Nettl’s scholarship was seminal for the growth of ethnomusicology during the second half of the 20th century. He wrote or edited numerous works surveying and broadening theoretical and methodological principles, notably ...

Article

Nettl, Bruno  

Philip V. Bohlman

(b Prague, March 14, 1930; d Urbana, IL, Jan 14, 2020). Ethnomusicologist of Czech birth. He was educated at Indiana University (AB 1950; MA 1951; PhD 1953) and the University of Michigan (MALS 1960). His distinguished teaching career was anchored at the University of Illinois at Urbana-Champaign (appointed associate professor of music, 1964; professor of music and anthropology, 1967–92; emeritus professor, 1992), but included numerous guest professorships, including Kiel (Fulbright professor, 1956–8), Washington (1985, 1988, 1990), Louisville (Bingham Professor, 1983), Colorado College (1992, 1998), Harvard (1990), and Chicago (1996). Among numerous honors are four honorary doctorates (Chicago 1993; Illinois 1996; Carleton College 2000; Kenyon College 2002), the Fumio Koizumi Prize (Tokyo 1993), and a Festschrift (1991).

Nettl’s scholarship was seminal for the growth of ethnomusicology during the second half of the 20th century. He wrote or edited numerous works surveying and broadening theoretical and methodological principles, notably ...

Article

Sokoli, Ramadan  

Nicola Scaldaferri
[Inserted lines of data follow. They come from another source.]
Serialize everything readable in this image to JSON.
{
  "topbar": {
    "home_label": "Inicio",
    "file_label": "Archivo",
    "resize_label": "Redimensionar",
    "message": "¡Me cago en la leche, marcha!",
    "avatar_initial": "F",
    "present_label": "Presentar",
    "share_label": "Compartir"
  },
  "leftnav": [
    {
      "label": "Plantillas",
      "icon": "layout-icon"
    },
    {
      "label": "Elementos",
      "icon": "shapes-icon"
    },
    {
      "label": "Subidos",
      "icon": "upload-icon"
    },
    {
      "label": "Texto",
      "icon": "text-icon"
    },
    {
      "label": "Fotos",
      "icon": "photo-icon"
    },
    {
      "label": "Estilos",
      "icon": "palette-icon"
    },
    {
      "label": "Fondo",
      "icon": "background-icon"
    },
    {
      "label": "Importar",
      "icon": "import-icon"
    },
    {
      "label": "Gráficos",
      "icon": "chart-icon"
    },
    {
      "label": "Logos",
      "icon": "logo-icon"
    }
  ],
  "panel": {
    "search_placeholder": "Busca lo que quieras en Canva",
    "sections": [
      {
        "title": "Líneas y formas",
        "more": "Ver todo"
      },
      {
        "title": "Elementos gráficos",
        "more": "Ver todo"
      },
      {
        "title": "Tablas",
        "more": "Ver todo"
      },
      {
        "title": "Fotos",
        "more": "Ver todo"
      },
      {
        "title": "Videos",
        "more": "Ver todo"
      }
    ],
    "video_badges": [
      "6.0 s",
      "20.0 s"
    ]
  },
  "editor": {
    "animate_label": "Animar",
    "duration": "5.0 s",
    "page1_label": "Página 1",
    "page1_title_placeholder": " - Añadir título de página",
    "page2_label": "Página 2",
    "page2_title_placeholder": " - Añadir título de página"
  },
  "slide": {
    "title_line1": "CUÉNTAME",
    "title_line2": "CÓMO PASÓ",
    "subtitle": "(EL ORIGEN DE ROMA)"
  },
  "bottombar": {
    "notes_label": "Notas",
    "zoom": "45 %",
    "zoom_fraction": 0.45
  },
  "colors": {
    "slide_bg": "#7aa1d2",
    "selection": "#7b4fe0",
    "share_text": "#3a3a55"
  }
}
(b Shkodër, Albania, 14 June 1920; d Tirana, 12 March 2008). Albanian ethnomusicologist, musician, composer, and writer. He began his musical studies as a boy in Shkodër. In the years between 1940 and 1944 he studied the flute and composition at the Conservatory of Florence, Italy. Back in Albania in the early years of the Hoxha regime, Sokoli was imprisoned, as were other scholars who had studied abroad, and he spent five years in incarceration.

In 1952 he moved to Tirana, where he taught the flute and folklore in the high school. Although he was not qualified to teach at the higher academic level, he played a key role in musical research in Albania. He collaborated on ethnomusicological expeditions carried out in 1957 with East German scholars and in 1958 with Romanian scholars.

He was the author of numerous pioneering books and articles on Albanian musical folklore, employing both descriptive and analytical approaches, as well as surveying important figures of the musical, and wider cultural, Albanian tradition. His writings and ideas shaped the discipline and educated two generations of Albanians ethnomusicologists, including scholars in Kosovo. His many publications include the books ...